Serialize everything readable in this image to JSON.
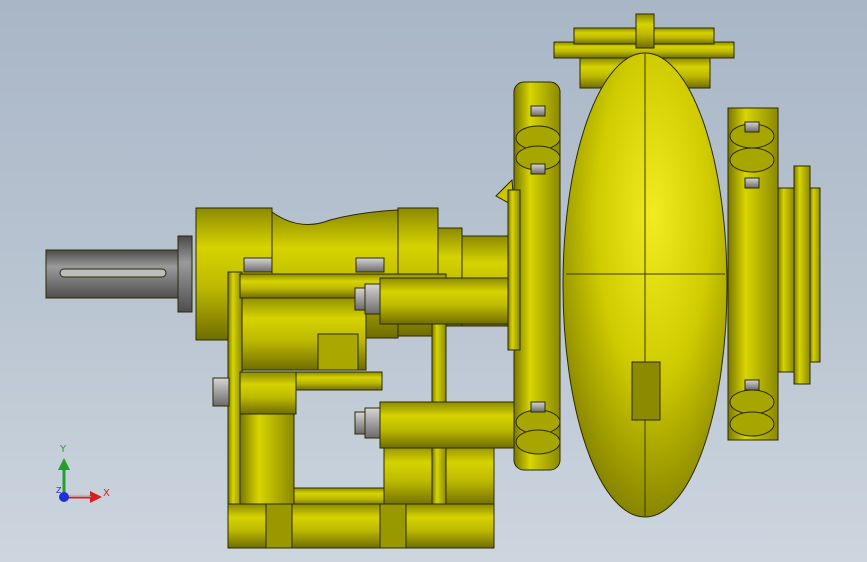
{
  "viewport": {
    "model": "centrifugal-slurry-pump-assembly",
    "render_style": "shaded-with-edges",
    "background_color": "#b5c1cd",
    "part_color": "#c9c600",
    "edge_color": "#2a2a00",
    "shaft_color": "#6e6e6e"
  },
  "triad": {
    "x_label": "X",
    "y_label": "Y",
    "z_label": "Z",
    "x_color": "#d62020",
    "y_color": "#1fa12a",
    "z_color": "#2030d6"
  }
}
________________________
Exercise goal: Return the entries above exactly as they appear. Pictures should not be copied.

Answer for the task:
Serialize everything readable in this image to JSON.
{
  "viewport": {
    "model": "centrifugal-slurry-pump-assembly",
    "render_style": "shaded-with-edges",
    "background_color": "#b5c1cd",
    "part_color": "#c9c600",
    "edge_color": "#2a2a00",
    "shaft_color": "#6e6e6e"
  },
  "triad": {
    "x_label": "X",
    "y_label": "Y",
    "z_label": "Z",
    "x_color": "#d62020",
    "y_color": "#1fa12a",
    "z_color": "#2030d6"
  }
}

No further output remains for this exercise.